KABUL: The Taliban in Afghanistan have not yet shown any sign they are serious about ending their 17-year insurgency despite US efforts to push a fresh peace process, the country´s de facto prime minister told AFP.
Abdullah Abdullah, who serves as “chief executive” of the unity government in Kabul, struck a far more skeptical tone about the prospects of a deal than his political rival, President Ashraf Ghani, and his Western counterparts.
Ghani said earlier this month it was “not a question of if, but when” an agreement would be reached with the Taliban, while the US envoy to the country even raised the possibility of a breakthrough before presidential elections in April.
“Recently there are renewed efforts in terms of the international community and especially the US,” Abdullah told AFP during a wide-ranging interview in Paris that also covered his own political ambitions.
“We are not judging it too prematurely, but I would say that our experience as of now has been that they (the Taliban) have not shown any intention to get seriously engaged in the peace negotiations,” he added.
The comment on Wednesday came after the latest atrocity targeting civilians in Kabul when a bomber killed 55 people at a banquet hall at a ceremony to mark the birthday of Holy Prophet Muhammad (Peace Be Upon Him).
Abdullah, a political veteran of the fight against Soviet forces in the 1980s and Taliban rule in the 90s, called it “beyond comprehension.”

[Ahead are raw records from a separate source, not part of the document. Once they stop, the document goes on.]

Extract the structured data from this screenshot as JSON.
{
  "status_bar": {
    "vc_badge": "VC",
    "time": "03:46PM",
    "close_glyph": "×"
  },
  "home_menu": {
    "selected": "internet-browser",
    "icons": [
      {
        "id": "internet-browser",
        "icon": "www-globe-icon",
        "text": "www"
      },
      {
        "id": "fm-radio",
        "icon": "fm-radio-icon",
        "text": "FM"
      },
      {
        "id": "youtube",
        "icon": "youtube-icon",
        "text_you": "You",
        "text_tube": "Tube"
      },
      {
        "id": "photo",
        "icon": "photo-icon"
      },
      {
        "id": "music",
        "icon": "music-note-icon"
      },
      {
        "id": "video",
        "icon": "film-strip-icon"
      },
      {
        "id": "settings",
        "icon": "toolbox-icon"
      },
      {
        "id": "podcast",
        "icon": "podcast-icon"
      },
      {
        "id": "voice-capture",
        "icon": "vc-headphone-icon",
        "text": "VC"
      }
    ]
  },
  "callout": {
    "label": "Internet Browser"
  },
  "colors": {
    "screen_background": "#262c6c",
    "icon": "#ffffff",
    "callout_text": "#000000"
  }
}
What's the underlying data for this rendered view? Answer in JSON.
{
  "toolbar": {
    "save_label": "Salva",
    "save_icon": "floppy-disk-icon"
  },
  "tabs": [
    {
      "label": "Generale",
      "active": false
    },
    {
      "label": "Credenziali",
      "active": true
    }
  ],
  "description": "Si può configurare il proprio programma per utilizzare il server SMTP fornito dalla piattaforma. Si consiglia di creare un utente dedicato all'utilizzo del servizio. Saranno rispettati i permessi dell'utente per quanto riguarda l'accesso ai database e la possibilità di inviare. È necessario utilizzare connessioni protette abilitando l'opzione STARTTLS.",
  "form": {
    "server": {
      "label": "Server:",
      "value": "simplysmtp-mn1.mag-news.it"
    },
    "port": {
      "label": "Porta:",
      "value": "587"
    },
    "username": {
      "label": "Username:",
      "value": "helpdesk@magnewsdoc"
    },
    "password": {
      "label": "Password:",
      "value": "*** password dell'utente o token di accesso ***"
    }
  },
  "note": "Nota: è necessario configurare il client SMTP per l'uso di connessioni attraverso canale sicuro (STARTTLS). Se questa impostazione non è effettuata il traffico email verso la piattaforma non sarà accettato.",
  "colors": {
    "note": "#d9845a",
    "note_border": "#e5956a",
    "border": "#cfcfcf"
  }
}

Beleaguered Afghan security forces are also suffering an unprecedented level of casualties across the country where the Taliban and the Islamic State group are stepping up attacks.